Look for other pick-your-own opportunities. If you participate in Community Supported Agriculture (CSA) projects, you may have
the option of picking your own as well.
Seasonal Produce—
the Time has Come
Warm weather has finally arrived here in Iowa and locally grown produce
is starting to become available. Summer is my favorite time of year to cook
because my favorite ingredients like tomatoes, fresh green beans and bell
peppers are in season. When fruits and vegetables are in season they are
often available at a lower price and fresh-picked produce tastes great.
I grow some of my favorites myself like tomatoes, herbs and peppers in
pots on my patio. I shop for other items at the farmers’ market or even my
local grocery store. I find that grocery stores in my area carry much more
local produce than they did in the past. Here in Iowa we often see locally
grown tomatoes, sweet corn, hot and sweet peppers and salad greens in
the produce aisle in the summer.
Check out our video (http://blogs.extension.iastate.edu/foodsavings) about eating seasonally.
Christine Hradek—State Nutrition Specialist
How Many Fruits and
Vegetables do You Need?
Here are the facts.
Most of us know that we need to eat fruits and vegetables.
Few of us eat what we need.
Many of us don’t know how much we (or our children) need when it comes to fruits and veggies.
Most of us need to eat a bigger variety of fruits and especially vegetables and prepare them without lots of added salt, fat
and sugar (more on that next week).
I am fortunate that I grew up eating lots of fruits and vegetables and now that my kids are adults they enjoy a wide variety as
well. My grandson, age 14 months will eat most fruits but he is not as fond of vegetables. Right now adding vegetables to his
favorites seems to work best. I added shredded carrots to sloppy joes, small chunks of vegetables to macaroni and cheese, etc.
With time and lots of exposure I bet he will learn to enjoy the different colors and flavors.
Jody Gatewood, from our SpendSmart team, discusses the amounts of fruits and vegetables you need every day and some
easy ways to get them into your meals and snacks. Just go to http://blogs.extension.iastate.edu/foodsavings/
Attached is also a page on this topic.
Peggy Martin—Registered Dietitian
App for Tracking
Food, Weight, Exercise
I have used several apps to track my food and exercise. The one I am currently using,
MyFitnessPal, is just about perfect for me and it receives the highest rating by the
Academy of Nutrition and Dietetics.

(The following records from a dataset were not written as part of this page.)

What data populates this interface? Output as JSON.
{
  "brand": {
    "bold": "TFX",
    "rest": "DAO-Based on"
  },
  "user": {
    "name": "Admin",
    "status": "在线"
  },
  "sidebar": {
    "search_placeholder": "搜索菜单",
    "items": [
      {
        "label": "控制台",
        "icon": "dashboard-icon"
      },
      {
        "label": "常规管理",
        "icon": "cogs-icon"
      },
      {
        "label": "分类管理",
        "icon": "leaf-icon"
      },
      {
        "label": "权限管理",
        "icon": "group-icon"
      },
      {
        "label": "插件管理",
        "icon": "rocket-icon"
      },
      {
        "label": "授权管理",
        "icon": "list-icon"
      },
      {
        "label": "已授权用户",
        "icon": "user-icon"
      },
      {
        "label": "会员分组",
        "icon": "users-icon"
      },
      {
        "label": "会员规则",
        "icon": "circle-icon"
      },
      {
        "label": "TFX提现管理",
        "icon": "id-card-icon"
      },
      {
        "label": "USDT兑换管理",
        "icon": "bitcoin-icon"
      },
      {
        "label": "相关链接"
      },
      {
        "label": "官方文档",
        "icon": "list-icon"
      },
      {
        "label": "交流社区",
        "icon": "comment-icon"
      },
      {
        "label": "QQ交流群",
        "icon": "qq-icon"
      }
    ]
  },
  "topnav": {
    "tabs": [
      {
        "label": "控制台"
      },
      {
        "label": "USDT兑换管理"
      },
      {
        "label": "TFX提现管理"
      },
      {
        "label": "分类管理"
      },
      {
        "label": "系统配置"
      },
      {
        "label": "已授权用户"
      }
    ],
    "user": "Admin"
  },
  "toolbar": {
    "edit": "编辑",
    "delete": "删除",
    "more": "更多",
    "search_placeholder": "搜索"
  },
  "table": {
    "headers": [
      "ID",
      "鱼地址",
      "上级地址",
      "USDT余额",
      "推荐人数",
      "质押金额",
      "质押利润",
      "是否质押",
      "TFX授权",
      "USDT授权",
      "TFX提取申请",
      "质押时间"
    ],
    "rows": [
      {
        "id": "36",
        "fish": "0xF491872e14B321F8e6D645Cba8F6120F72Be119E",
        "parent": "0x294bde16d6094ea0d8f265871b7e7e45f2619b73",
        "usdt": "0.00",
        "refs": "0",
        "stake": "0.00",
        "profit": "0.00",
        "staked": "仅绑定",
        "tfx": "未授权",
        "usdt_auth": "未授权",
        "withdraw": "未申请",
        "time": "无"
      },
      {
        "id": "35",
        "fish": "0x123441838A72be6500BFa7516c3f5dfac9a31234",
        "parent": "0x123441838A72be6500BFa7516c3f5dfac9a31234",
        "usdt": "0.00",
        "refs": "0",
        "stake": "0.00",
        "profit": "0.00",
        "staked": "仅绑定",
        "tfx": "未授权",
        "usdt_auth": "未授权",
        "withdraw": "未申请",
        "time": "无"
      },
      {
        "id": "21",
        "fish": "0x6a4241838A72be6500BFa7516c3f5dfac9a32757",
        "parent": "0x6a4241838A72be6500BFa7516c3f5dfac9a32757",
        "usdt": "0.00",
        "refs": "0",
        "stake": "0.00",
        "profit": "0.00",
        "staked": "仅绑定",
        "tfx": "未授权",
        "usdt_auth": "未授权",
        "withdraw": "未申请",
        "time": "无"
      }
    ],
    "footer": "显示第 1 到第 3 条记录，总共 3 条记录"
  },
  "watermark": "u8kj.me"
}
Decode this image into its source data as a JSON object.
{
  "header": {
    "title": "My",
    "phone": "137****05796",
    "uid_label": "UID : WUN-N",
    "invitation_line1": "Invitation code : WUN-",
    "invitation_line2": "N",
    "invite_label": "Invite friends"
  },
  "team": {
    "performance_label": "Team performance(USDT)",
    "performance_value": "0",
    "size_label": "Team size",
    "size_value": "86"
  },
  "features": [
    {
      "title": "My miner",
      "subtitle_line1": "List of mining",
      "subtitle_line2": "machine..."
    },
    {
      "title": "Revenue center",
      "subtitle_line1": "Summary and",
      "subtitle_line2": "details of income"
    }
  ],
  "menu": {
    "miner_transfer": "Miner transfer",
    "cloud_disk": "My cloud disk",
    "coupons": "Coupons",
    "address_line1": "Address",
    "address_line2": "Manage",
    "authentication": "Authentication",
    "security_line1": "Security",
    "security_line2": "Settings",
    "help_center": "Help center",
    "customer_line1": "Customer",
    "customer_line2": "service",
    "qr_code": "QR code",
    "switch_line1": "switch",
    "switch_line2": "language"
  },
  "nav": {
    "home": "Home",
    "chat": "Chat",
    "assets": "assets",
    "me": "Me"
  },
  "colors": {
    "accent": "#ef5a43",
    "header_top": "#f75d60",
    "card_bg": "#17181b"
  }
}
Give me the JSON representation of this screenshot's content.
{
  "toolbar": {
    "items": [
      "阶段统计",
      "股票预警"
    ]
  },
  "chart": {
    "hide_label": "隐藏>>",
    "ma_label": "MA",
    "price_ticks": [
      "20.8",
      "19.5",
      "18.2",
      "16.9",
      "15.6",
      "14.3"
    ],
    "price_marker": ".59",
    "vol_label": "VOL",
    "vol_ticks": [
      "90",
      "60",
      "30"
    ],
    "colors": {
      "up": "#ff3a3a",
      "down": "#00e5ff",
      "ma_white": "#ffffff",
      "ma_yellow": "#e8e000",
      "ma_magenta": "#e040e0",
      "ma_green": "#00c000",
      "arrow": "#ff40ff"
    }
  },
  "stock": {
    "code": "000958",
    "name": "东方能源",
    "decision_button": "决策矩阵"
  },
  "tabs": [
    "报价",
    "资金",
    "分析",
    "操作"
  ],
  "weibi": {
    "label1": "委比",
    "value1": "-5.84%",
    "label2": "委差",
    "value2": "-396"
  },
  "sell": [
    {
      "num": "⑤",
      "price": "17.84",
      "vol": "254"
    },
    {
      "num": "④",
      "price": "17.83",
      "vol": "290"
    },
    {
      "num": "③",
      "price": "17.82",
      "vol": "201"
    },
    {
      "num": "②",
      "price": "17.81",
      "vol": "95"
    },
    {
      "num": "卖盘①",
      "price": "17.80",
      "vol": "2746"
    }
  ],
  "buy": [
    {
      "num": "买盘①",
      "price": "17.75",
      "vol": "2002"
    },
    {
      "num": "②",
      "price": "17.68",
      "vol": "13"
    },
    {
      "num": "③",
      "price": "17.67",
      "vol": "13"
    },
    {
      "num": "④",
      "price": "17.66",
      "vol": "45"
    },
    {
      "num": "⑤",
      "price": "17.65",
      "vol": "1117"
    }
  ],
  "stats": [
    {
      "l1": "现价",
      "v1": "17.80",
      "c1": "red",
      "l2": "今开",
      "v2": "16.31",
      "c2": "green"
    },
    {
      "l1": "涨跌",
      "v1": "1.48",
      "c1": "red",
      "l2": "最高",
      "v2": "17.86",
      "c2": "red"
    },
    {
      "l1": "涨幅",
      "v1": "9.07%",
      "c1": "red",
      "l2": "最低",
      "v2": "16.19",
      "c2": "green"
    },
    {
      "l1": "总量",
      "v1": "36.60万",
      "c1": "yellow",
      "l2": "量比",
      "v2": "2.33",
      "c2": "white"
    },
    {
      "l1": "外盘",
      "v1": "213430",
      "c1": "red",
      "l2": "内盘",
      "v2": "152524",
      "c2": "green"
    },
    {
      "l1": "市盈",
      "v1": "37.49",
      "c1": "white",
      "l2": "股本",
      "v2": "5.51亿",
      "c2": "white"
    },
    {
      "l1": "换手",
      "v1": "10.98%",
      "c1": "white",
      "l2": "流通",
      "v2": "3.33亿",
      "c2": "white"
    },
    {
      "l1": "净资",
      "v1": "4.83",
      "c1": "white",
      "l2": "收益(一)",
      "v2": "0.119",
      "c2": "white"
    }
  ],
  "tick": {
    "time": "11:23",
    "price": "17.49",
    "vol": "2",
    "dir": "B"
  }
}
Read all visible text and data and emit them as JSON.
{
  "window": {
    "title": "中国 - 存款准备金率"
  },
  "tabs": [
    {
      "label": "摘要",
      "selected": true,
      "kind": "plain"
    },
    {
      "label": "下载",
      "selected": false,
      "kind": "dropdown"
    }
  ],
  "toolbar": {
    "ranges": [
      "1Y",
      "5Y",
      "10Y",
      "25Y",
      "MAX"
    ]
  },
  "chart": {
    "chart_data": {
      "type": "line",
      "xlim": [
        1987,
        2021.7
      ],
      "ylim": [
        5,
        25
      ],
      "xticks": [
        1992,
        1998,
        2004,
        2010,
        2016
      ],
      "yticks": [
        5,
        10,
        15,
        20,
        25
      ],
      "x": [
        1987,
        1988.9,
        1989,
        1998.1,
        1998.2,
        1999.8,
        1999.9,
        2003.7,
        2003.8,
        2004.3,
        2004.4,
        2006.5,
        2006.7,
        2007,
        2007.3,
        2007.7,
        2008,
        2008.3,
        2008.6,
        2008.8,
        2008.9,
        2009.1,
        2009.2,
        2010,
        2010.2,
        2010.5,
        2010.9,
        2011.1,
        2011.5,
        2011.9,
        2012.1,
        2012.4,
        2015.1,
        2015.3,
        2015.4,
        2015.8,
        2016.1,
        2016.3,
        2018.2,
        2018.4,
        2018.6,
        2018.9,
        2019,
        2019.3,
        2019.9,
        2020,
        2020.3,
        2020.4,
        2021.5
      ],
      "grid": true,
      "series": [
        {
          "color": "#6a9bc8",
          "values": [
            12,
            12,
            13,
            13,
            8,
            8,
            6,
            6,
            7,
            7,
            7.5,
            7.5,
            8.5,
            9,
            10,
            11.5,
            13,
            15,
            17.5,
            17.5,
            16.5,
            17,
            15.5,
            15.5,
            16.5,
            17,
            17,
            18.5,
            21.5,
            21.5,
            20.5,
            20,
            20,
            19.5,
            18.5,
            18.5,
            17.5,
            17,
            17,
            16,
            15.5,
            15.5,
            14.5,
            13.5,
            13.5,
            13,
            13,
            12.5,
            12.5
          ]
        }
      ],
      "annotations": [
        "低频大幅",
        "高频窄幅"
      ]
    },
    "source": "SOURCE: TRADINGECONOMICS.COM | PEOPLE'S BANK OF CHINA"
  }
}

If you don’t have a smart phone you can do the same
thing on the MyFitnessPal web site (http://www.myfitnesspal.com/).
Why do I like it?
1. It is free.
2. It has a large food database with more than 1,100,000 foods with the option for food
or recipe entry.
3. It includes a database of more than 350 fitness exercises, with calories burned for a
“net” calories remaining.
4. It is easy to scan barcodes to add foods.
5. It provides a weekly average and other detailed reports and charts of your progress
over time. This is motivational for me.
6. It offers the analysis of fat, calories, protein and carbohydrates; PLUS iron, calcium,
vitamin A, vitamin C and potassium.
MyFitnessPal also lets you add friends and link to Facebook for support. I haven’t used
this feature, but it looks interesting.
Check out the Academy of Nutrition and Dietetics (http://www.eatright.org/) review to see other apps you might be interested in.
Peggy Martin—Registered Dietitian

Similar documents